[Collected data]
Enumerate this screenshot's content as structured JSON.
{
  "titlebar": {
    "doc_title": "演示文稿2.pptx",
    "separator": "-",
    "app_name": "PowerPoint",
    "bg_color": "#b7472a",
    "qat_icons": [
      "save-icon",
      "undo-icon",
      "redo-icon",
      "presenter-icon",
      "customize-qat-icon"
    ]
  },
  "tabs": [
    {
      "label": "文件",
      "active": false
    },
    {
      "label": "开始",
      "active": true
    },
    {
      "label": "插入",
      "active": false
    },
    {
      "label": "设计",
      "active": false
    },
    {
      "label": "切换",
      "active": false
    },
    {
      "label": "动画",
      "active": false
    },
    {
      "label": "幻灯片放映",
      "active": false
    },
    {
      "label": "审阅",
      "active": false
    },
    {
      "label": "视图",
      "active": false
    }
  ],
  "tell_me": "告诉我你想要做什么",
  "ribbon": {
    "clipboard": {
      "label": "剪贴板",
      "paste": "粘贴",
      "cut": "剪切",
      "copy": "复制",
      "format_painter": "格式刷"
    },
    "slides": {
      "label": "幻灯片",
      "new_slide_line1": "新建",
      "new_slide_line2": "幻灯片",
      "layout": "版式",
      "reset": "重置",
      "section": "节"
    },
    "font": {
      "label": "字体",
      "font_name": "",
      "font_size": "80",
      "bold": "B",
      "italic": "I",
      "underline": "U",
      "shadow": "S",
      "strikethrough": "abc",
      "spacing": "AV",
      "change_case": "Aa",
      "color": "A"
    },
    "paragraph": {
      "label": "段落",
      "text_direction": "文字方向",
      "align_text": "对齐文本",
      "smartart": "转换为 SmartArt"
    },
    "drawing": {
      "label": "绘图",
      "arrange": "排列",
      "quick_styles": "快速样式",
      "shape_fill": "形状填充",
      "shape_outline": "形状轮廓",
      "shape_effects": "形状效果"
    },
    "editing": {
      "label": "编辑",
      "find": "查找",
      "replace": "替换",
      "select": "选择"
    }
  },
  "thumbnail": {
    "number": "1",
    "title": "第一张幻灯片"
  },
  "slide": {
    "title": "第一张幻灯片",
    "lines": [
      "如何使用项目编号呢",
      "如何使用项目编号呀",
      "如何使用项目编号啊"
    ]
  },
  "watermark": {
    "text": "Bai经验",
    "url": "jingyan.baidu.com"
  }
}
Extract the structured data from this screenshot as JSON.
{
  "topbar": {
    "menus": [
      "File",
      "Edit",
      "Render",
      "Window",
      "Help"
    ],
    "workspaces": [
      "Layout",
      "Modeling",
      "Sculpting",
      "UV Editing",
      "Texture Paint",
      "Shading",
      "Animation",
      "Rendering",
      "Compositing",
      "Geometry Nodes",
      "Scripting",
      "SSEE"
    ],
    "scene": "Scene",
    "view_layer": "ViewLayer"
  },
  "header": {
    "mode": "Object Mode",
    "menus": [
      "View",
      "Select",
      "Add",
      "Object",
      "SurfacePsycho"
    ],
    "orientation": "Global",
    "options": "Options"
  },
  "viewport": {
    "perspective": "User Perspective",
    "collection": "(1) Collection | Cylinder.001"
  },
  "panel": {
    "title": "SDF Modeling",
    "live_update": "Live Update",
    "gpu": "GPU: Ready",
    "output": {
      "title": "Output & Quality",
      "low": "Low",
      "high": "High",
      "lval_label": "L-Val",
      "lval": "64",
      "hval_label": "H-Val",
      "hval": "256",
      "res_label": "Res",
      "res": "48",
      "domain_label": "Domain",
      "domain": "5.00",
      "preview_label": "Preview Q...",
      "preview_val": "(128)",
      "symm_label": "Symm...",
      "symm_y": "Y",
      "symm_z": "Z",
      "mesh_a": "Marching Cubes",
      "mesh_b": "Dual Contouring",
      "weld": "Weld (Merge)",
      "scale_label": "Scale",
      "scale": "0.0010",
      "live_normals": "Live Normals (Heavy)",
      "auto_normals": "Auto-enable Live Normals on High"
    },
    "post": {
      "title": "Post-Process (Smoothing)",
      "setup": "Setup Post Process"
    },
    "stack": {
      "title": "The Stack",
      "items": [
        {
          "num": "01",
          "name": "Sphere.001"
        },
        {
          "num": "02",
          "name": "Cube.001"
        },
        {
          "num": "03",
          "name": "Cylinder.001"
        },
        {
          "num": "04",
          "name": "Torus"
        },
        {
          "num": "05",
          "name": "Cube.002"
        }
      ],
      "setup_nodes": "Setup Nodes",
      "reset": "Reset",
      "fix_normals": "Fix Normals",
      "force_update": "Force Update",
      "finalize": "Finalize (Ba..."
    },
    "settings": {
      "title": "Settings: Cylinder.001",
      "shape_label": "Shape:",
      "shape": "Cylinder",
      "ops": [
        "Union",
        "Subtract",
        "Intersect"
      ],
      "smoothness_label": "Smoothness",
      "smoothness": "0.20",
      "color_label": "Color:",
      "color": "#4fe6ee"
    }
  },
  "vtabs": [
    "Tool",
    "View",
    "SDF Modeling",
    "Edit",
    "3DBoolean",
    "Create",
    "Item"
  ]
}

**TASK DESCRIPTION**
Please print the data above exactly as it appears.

**FINAL ANSWER**
Enumerate this screenshot's content as structured JSON.
{
  "titlebar": {
    "doc_title": "演示文稿2.pptx",
    "separator": "-",
    "app_name": "PowerPoint",
    "bg_color": "#b7472a",
    "qat_icons": [
      "save-icon",
      "undo-icon",
      "redo-icon",
      "presenter-icon",
      "customize-qat-icon"
    ]
  },
  "tabs": [
    {
      "label": "文件",
      "active": false
    },
    {
      "label": "开始",
      "active": true
    },
    {
      "label": "插入",
      "active": false
    },
    {
      "label": "设计",
      "active": false
    },
    {
      "label": "切换",
      "active": false
    },
    {
      "label": "动画",
      "active": false
    },
    {
      "label": "幻灯片放映",
      "active": false
    },
    {
      "label": "审阅",
      "active": false
    },
    {
      "label": "视图",
      "active": false
    }
  ],
  "tell_me": "告诉我你想要做什么",
  "ribbon": {
    "clipboard": {
      "label": "剪贴板",
      "paste": "粘贴",
      "cut": "剪切",
      "copy": "复制",
      "format_painter": "格式刷"
    },
    "slides": {
      "label": "幻灯片",
      "new_slide_line1": "新建",
      "new_slide_line2": "幻灯片",
      "layout": "版式",
      "reset": "重置",
      "section": "节"
    },
    "font": {
      "label": "字体",
      "font_name": "",
      "font_size": "80",
      "bold": "B",
      "italic": "I",
      "underline": "U",
      "shadow": "S",
      "strikethrough": "abc",
      "spacing": "AV",
      "change_case": "Aa",
      "color": "A"
    },
    "paragraph": {
      "label": "段落",
      "text_direction": "文字方向",
      "align_text": "对齐文本",
      "smartart": "转换为 SmartArt"
    },
    "drawing": {
      "label": "绘图",
      "arrange": "排列",
      "quick_styles": "快速样式",
      "shape_fill": "形状填充",
      "shape_outline": "形状轮廓",
      "shape_effects": "形状效果"
    },
    "editing": {
      "label": "编辑",
      "find": "查找",
      "replace": "替换",
      "select": "选择"
    }
  },
  "thumbnail": {
    "number": "1",
    "title": "第一张幻灯片"
  },
  "slide": {
    "title": "第一张幻灯片",
    "lines": [
      "如何使用项目编号呢",
      "如何使用项目编号呀",
      "如何使用项目编号啊"
    ]
  },
  "watermark": {
    "text": "Bai经验",
    "url": "jingyan.baidu.com"
  }
}
Extract the structured data from this screenshot as JSON.
{
  "topbar": {
    "menus": [
      "File",
      "Edit",
      "Render",
      "Window",
      "Help"
    ],
    "workspaces": [
      "Layout",
      "Modeling",
      "Sculpting",
      "UV Editing",
      "Texture Paint",
      "Shading",
      "Animation",
      "Rendering",
      "Compositing",
      "Geometry Nodes",
      "Scripting",
      "SSEE"
    ],
    "scene": "Scene",
    "view_layer": "ViewLayer"
  },
  "header": {
    "mode": "Object Mode",
    "menus": [
      "View",
      "Select",
      "Add",
      "Object",
      "SurfacePsycho"
    ],
    "orientation": "Global",
    "options": "Options"
  },
  "viewport": {
    "perspective": "User Perspective",
    "collection": "(1) Collection | Cylinder.001"
  },
  "panel": {
    "title": "SDF Modeling",
    "live_update": "Live Update",
    "gpu": "GPU: Ready",
    "output": {
      "title": "Output & Quality",
      "low": "Low",
      "high": "High",
      "lval_label": "L-Val",
      "lval": "64",
      "hval_label": "H-Val",
      "hval": "256",
      "res_label": "Res",
      "res": "48",
      "domain_label": "Domain",
      "domain": "5.00",
      "preview_label": "Preview Q...",
      "preview_val": "(128)",
      "symm_label": "Symm...",
      "symm_y": "Y",
      "symm_z": "Z",
      "mesh_a": "Marching Cubes",
      "mesh_b": "Dual Contouring",
      "weld": "Weld (Merge)",
      "scale_label": "Scale",
      "scale": "0.0010",
      "live_normals": "Live Normals (Heavy)",
      "auto_normals": "Auto-enable Live Normals on High"
    },
    "post": {
      "title": "Post-Process (Smoothing)",
      "setup": "Setup Post Process"
    },
    "stack": {
      "title": "The Stack",
      "items": [
        {
          "num": "01",
          "name": "Sphere.001"
        },
        {
          "num": "02",
          "name": "Cube.001"
        },
        {
          "num": "03",
          "name": "Cylinder.001"
        },
        {
          "num": "04",
          "name": "Torus"
        },
        {
          "num": "05",
          "name": "Cube.002"
        }
      ],
      "setup_nodes": "Setup Nodes",
      "reset": "Reset",
      "fix_normals": "Fix Normals",
      "force_update": "Force Update",
      "finalize": "Finalize (Ba..."
    },
    "settings": {
      "title": "Settings: Cylinder.001",
      "shape_label": "Shape:",
      "shape": "Cylinder",
      "ops": [
        "Union",
        "Subtract",
        "Intersect"
      ],
      "smoothness_label": "Smoothness",
      "smoothness": "0.20",
      "color_label": "Color:",
      "color": "#4fe6ee"
    }
  },
  "vtabs": [
    "Tool",
    "View",
    "SDF Modeling",
    "Edit",
    "3DBoolean",
    "Create",
    "Item"
  ]
}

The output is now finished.